Passengers will be front and centre when Lufthansa German Airlines chief executive Carsten Spohr and United Airlines chief executive Jeff Smisek chat at the IATA Annual General Meeting.
"We talk about our customers mainly," says Spohr in an interview in Frankfurt shortly before he departed for the conference in Cape Town on 31 May. "What our customers expect from us, where we don't yet meet [our] customer requirements and where we are meeting them."
The two Star Alliance members have been partners since at least 1997 and have a metal neutral trans-Atlantic joint venture where they share all revenues along with Air Canada.
Spohr says that the two airline chief executives are also likely to discuss industry politics, including emissions trading and aircraft.
"In the non-consolidated industry that we are in, we are two of the biggest players getting together," he says. "We are definitely a force in this industry, so we talk about politics and aircraft but we really try to approach this whole thing from the customer point of view."
The executives will be able to swap notes on Airbus and Boeing's latest widebodies. Lufthansa is evaluating the Airbus A350, Boeing 787-9 and -10, and the Boeing 777-8X and -9X for an order that is expected to include more than 50 widebody aircraft before the end of the year, while United is looking at the same aircraft for a possible future order.

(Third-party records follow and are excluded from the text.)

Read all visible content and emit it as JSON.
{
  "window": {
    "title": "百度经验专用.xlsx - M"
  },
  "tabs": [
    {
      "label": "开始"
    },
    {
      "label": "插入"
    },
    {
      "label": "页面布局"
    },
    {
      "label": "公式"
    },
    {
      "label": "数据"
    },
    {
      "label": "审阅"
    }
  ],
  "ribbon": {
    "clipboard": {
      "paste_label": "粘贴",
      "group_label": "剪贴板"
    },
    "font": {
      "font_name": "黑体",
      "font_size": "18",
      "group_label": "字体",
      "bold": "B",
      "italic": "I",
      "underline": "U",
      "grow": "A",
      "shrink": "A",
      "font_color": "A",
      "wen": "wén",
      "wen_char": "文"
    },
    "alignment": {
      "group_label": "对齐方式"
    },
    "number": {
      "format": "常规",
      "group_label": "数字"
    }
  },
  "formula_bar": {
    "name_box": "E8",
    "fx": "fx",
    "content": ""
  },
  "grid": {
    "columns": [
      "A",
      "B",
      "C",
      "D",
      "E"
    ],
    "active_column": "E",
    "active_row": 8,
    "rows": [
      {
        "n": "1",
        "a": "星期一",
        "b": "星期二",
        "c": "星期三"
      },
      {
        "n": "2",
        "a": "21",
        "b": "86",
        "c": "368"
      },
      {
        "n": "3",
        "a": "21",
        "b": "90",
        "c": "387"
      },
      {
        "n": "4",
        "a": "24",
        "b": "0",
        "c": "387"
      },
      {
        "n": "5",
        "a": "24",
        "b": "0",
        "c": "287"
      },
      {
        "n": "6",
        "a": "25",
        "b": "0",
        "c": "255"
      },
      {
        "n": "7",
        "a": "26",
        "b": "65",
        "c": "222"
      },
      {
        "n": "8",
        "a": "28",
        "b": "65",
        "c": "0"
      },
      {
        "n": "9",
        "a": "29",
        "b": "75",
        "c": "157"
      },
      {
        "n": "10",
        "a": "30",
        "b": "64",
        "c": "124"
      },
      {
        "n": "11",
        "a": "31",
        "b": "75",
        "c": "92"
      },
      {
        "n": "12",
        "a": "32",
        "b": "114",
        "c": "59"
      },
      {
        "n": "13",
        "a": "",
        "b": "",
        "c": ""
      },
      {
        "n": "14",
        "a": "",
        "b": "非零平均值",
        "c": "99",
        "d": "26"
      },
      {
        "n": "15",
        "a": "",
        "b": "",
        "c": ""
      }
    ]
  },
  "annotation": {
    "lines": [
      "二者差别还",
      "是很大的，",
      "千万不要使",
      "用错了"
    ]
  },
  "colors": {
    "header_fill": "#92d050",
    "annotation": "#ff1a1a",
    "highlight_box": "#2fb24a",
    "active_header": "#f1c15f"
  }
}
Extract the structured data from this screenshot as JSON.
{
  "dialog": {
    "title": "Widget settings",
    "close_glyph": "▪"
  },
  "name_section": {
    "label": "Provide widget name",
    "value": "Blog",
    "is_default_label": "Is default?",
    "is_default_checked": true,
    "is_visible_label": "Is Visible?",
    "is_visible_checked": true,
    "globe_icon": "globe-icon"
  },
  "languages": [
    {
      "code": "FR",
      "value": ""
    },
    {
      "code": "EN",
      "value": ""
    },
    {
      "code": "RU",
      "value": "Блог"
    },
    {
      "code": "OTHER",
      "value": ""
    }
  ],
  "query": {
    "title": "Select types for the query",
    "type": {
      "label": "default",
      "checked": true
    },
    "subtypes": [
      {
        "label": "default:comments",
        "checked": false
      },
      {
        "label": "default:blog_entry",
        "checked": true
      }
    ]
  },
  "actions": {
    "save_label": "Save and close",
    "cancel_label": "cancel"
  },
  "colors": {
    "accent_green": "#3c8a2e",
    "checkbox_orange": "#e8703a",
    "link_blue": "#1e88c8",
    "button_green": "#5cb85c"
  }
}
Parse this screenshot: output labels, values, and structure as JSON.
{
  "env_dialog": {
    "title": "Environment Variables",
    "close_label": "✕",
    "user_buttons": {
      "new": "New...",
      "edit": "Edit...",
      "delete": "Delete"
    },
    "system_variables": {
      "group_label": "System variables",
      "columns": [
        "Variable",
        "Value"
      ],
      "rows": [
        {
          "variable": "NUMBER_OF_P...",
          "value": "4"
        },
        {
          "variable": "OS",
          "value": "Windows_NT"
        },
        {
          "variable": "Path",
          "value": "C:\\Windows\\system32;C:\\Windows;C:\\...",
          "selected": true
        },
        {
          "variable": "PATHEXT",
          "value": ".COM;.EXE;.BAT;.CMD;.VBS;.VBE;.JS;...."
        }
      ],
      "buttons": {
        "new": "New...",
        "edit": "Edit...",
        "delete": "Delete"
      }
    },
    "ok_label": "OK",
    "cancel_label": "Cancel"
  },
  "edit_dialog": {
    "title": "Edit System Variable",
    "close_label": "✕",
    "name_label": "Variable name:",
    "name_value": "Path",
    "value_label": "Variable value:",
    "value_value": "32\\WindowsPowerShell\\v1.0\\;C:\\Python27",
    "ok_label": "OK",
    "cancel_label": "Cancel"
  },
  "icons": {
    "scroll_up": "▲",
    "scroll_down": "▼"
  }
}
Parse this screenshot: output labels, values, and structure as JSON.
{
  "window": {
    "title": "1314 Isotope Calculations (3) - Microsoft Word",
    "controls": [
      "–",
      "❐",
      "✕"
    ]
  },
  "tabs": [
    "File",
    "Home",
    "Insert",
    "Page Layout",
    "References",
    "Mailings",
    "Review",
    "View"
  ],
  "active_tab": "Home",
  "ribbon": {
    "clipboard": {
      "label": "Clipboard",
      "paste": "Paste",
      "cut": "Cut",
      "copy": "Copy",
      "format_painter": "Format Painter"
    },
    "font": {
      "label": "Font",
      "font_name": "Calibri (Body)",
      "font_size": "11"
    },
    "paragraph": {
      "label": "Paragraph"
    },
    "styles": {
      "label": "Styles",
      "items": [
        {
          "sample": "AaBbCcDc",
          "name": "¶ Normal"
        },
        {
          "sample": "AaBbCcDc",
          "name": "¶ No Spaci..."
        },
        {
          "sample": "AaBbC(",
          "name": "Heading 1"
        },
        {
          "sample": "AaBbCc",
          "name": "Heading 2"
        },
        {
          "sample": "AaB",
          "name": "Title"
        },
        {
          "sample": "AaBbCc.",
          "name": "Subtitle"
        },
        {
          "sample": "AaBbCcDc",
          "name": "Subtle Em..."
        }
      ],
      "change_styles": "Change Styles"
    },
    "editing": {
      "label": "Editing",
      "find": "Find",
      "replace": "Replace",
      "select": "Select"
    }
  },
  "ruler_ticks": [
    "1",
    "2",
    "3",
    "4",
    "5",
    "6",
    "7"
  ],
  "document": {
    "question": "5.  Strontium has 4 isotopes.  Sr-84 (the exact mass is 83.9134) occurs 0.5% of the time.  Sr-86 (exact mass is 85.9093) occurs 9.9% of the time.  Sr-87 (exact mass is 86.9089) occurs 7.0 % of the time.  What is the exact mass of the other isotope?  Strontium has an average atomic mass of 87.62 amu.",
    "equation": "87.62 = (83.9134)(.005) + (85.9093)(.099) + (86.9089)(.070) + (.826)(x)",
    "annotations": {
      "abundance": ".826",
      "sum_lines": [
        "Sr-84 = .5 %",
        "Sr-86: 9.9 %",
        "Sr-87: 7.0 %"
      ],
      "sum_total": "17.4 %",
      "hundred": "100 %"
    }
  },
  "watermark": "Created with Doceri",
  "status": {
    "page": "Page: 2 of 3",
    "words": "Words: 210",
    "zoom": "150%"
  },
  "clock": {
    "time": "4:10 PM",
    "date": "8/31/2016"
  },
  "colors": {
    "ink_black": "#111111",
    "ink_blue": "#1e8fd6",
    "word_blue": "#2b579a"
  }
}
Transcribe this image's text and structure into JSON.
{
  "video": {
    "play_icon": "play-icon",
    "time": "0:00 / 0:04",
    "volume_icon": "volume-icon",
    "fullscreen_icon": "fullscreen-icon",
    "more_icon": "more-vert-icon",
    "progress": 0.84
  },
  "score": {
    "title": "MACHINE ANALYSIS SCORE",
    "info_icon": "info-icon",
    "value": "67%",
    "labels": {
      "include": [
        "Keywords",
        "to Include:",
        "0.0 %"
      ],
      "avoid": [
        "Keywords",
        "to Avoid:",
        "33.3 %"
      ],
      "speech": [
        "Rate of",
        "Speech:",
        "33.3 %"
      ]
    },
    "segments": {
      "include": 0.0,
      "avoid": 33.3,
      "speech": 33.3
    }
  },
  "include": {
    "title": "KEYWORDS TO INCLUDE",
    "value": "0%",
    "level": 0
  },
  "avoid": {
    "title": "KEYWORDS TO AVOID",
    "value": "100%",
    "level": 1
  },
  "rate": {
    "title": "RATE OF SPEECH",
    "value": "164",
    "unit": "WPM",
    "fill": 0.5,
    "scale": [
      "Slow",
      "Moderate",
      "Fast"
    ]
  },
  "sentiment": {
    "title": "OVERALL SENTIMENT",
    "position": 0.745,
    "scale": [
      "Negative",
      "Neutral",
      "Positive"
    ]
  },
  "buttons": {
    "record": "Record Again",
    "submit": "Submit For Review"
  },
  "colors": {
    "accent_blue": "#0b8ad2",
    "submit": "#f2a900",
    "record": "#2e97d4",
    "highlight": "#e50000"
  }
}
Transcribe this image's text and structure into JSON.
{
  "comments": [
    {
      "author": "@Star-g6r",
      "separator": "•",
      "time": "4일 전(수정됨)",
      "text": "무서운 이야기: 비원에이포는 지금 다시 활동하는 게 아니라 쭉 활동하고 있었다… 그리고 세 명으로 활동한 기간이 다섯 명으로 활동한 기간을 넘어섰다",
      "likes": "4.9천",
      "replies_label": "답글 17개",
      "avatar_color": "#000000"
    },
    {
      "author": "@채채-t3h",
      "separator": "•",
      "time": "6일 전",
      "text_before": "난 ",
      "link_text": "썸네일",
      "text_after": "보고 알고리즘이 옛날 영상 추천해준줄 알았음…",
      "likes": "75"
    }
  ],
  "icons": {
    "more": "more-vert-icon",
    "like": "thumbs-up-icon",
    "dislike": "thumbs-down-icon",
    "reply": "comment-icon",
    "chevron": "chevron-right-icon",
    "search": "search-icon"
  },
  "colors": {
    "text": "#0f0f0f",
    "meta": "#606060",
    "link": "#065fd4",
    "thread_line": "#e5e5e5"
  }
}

"The 787-10 is a great airplane," Ron Baur, vice-president of fleet at Chicago-based United, told Flightglobal in May. "It's a simple stretch [of the 787-8] and we're big advocates of simple stretches."
The airline has orders for 25 A350-900s.
Another topic that Spohr and Smisek are likely to discuss - if they have not already - is the quality of United's operations and service. A senior manager at Lufthansa says that the carrier agrees with public opinion that service on United has declined since its integration with Continental last year. They note though that this has not impacted the relationship between the two carriers.
United executives have publicly acknowledged operational and service quality issues numerous times during the past year. The airline is focused on improving both metrics this year as it hopes to recapture some of the corporate travel that it lost as a result.
Note: An earlier version of this article attributed the quotes to Christoph Franz, chief executive of Lufthansa Group.